I came home for lunch today and held little Joshua. He happily gazed up into my eyes and smiled.
“Hello, my little jelly bean!” I said to him with a grin.
“Aa-aaaah!” Joshua cooed back at me.
“He sure is a cutie,” I thought, and then he puked. Thankfully, he was wearing a bib, so I used it to wipe up his face, then coo at him again.
Michelle was watching me and offered some experienced advice. “Stick out your tongue,” she said.

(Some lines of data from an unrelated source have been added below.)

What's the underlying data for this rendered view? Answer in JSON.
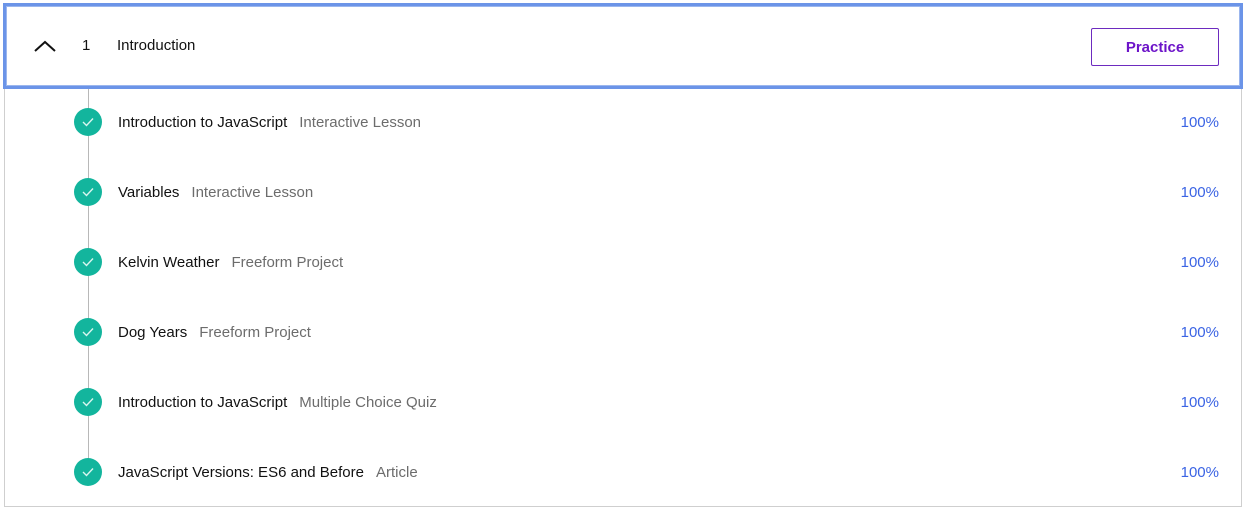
{
  "module": {
    "number": "1",
    "title": "Introduction",
    "practice_label": "Practice"
  },
  "lessons": [
    {
      "title": "Introduction to JavaScript",
      "type": "Interactive Lesson",
      "progress": "100%"
    },
    {
      "title": "Variables",
      "type": "Interactive Lesson",
      "progress": "100%"
    },
    {
      "title": "Kelvin Weather",
      "type": "Freeform Project",
      "progress": "100%"
    },
    {
      "title": "Dog Years",
      "type": "Freeform Project",
      "progress": "100%"
    },
    {
      "title": "Introduction to JavaScript",
      "type": "Multiple Choice Quiz",
      "progress": "100%"
    },
    {
      "title": "JavaScript Versions: ES6 and Before",
      "type": "Article",
      "progress": "100%"
    }
  ],
  "colors": {
    "check": "#13b59d",
    "progress": "#3a63e4",
    "practice": "#6d14c9",
    "focus_outline": "#6b94e8"
  },
  "icons": {
    "collapse": "chevron-up-icon",
    "completed": "checkmark-icon"
  }
}
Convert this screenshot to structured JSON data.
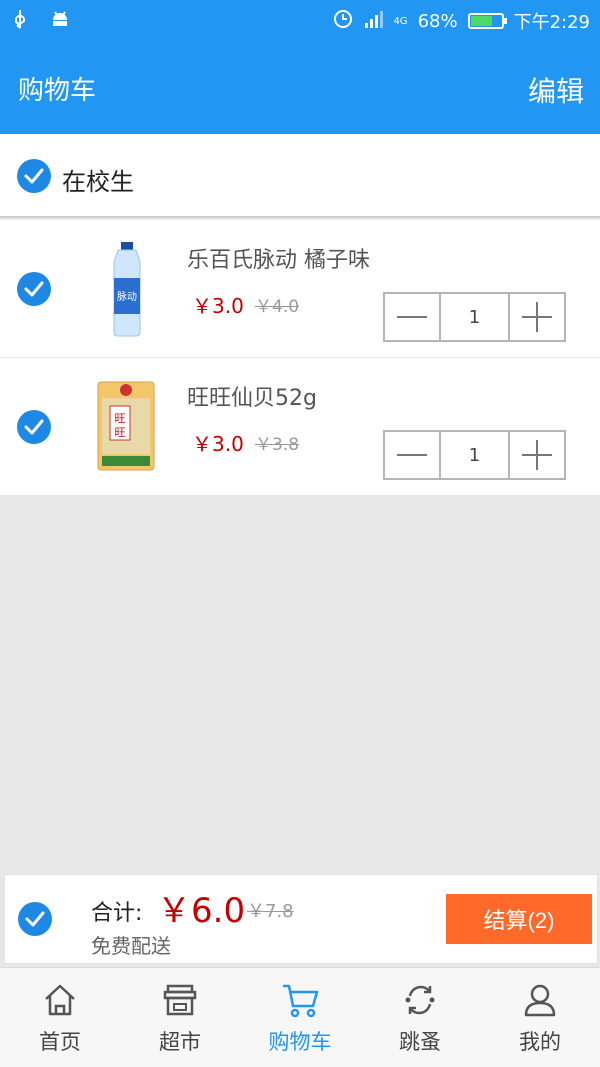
{
  "statusbar": {
    "battery": "68%",
    "time": "下午2:29",
    "signal_label": "4G"
  },
  "header": {
    "title": "购物车",
    "edit_label": "编辑"
  },
  "store": {
    "name": "在校生"
  },
  "items": [
    {
      "name": "乐百氏脉动 橘子味",
      "price": "￥3.0",
      "original_price": "￥4.0",
      "quantity": "1"
    },
    {
      "name": "旺旺仙贝52g",
      "price": "￥3.0",
      "original_price": "￥3.8",
      "quantity": "1"
    }
  ],
  "summary": {
    "total_label": "合计:",
    "total_price": "￥6.0",
    "original_total": "￥7.8",
    "delivery": "免费配送",
    "checkout_label": "结算(2)"
  },
  "nav": {
    "items": [
      {
        "label": "首页",
        "icon": "home-icon"
      },
      {
        "label": "超市",
        "icon": "store-icon"
      },
      {
        "label": "购物车",
        "icon": "cart-icon"
      },
      {
        "label": "跳蚤",
        "icon": "exchange-icon"
      },
      {
        "label": "我的",
        "icon": "user-icon"
      }
    ],
    "active": "购物车"
  },
  "colors": {
    "primary": "#2196f3",
    "price": "#c40000",
    "checkout": "#ff6a2b",
    "check": "#1e88e5"
  }
}
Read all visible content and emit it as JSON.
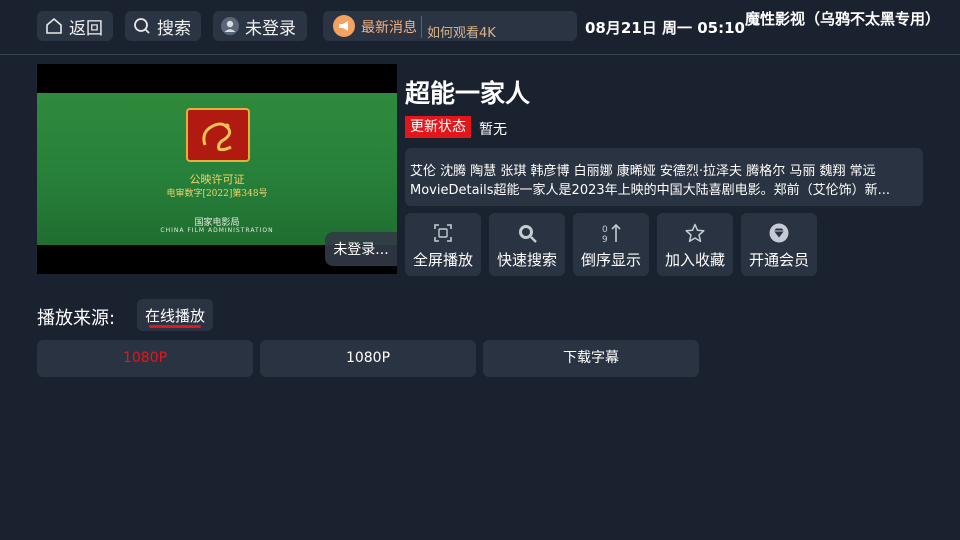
{
  "topbar": {
    "back_label": "返回",
    "search_label": "搜索",
    "login_label": "未登录",
    "news_label": "最新消息",
    "news_text": "如何观看4K",
    "datetime": "08月21日 周一 05:10",
    "app_title": "魔性影视（乌鸦不太黑专用）"
  },
  "player": {
    "cert_line1": "公映许可证",
    "cert_line2": "电审数字[2022]第348号",
    "cert_line3": "国家电影局",
    "cert_line4": "CHINA FILM ADMINISTRATION",
    "login_overlay": "未登录..."
  },
  "movie": {
    "title": "超能一家人",
    "status_badge": "更新状态",
    "status_value": "暂无",
    "cast": "艾伦 沈腾 陶慧 张琪 韩彦博 白丽娜 康晞娅 安德烈·拉泽夫 腾格尔 马丽 魏翔 常远",
    "description": "MovieDetails超能一家人是2023年上映的中国大陆喜剧电影。郑前（艾伦饰）新..."
  },
  "actions": [
    {
      "label": "全屏播放",
      "icon": "fullscreen-icon"
    },
    {
      "label": "快速搜索",
      "icon": "search-icon"
    },
    {
      "label": "倒序显示",
      "icon": "sort-icon"
    },
    {
      "label": "加入收藏",
      "icon": "star-icon"
    },
    {
      "label": "开通会员",
      "icon": "vip-diamond-icon"
    }
  ],
  "source": {
    "label": "播放来源:",
    "tab": "在线播放"
  },
  "episodes": [
    {
      "label": "1080P",
      "color": "#e3171b"
    },
    {
      "label": "1080P",
      "color": "#ffffff"
    },
    {
      "label": "下载字幕",
      "color": "#ffffff"
    }
  ],
  "colors": {
    "background": "#1a2230",
    "panel": "#2a3341",
    "accent_red": "#e3171b",
    "news_orange": "#f4a261"
  }
}
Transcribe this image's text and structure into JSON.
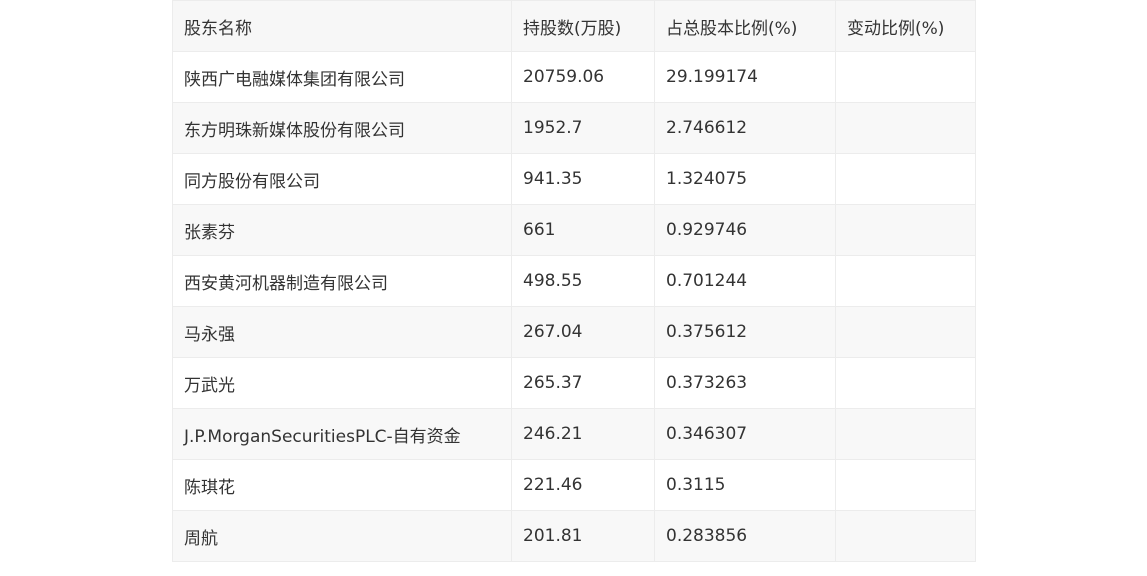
{
  "table": {
    "headers": [
      "股东名称",
      "持股数(万股)",
      "占总股本比例(%)",
      "变动比例(%)"
    ],
    "rows": [
      [
        "陕西广电融媒体集团有限公司",
        "20759.06",
        "29.199174",
        ""
      ],
      [
        "东方明珠新媒体股份有限公司",
        "1952.7",
        "2.746612",
        ""
      ],
      [
        "同方股份有限公司",
        "941.35",
        "1.324075",
        ""
      ],
      [
        "张素芬",
        "661",
        "0.929746",
        ""
      ],
      [
        "西安黄河机器制造有限公司",
        "498.55",
        "0.701244",
        ""
      ],
      [
        "马永强",
        "267.04",
        "0.375612",
        ""
      ],
      [
        "万武光",
        "265.37",
        "0.373263",
        ""
      ],
      [
        "J.P.MorganSecuritiesPLC-自有资金",
        "246.21",
        "0.346307",
        ""
      ],
      [
        "陈琪花",
        "221.46",
        "0.3115",
        ""
      ],
      [
        "周航",
        "201.81",
        "0.283856",
        ""
      ]
    ]
  }
}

I glanced up at her, then tried popping out my tongue. Instant big grins. I darted my tongue in and out, and Joshua squealed happily. Ah, how silly we adults all become with a child in front of us. I had the privilege last week of watching an old family friend in her late sixties dancing around with big eyes and popping her hands in and out in front of her. Why? Because I was holding Joshua, of course.
Their simple little smiles can melt any attentive person’s heart. But their puke – well, it’s pretty gross, and it seems like it just keeps coming.
Back to lunch today, Joshua ended up puking so much he went through two bibs in our little half-hour together. I tried cleaning up the mess quickly, but one of the dogs kept beating me to the floor bits. When I was putting the third bib on him I asked Michelle, “How many bibs does he go through in a day?”
“At least ten,” she said.
“At least?” I lifted my little offspring and looked him in the eye.
“We should give him a new nickname. How about, ‘The Pukenator!’ Although I’ve always like ‘Jelly Bean,’ a lot.”
Michelle quietly kept chewing her food.
“The Pukenator. Puking through a dozen bibs with no effort whatsoever! Able to throw up yet continue to grow up! He’s a super-boy!”
Michelle shook her head at me and stood up to clean the dishes.
“Well, he is a pretty super boy. I don’t care how colicky he is, he’s definitely becoming cuter every day.”
Michelle held out her arms to take Joshua. “You clean up.”
“Okay,” I said. “You’re going to put him down for a nap?”
“Have a great day. I’ll see you later.” I gave her a kiss, then kissed Joshua. He looked uncomfortable. I said a mental prayer for him. However much I might make light of it, it is kind of scary to watch your son not be able to hold down his food. The biggest comfort I have is he certainly isn’t small, so he must be eating enough. I’m looking forward to when he gets through this stage, eats some solid foods, and holds down his food. But for now, I think I’ll call him The Pukenator.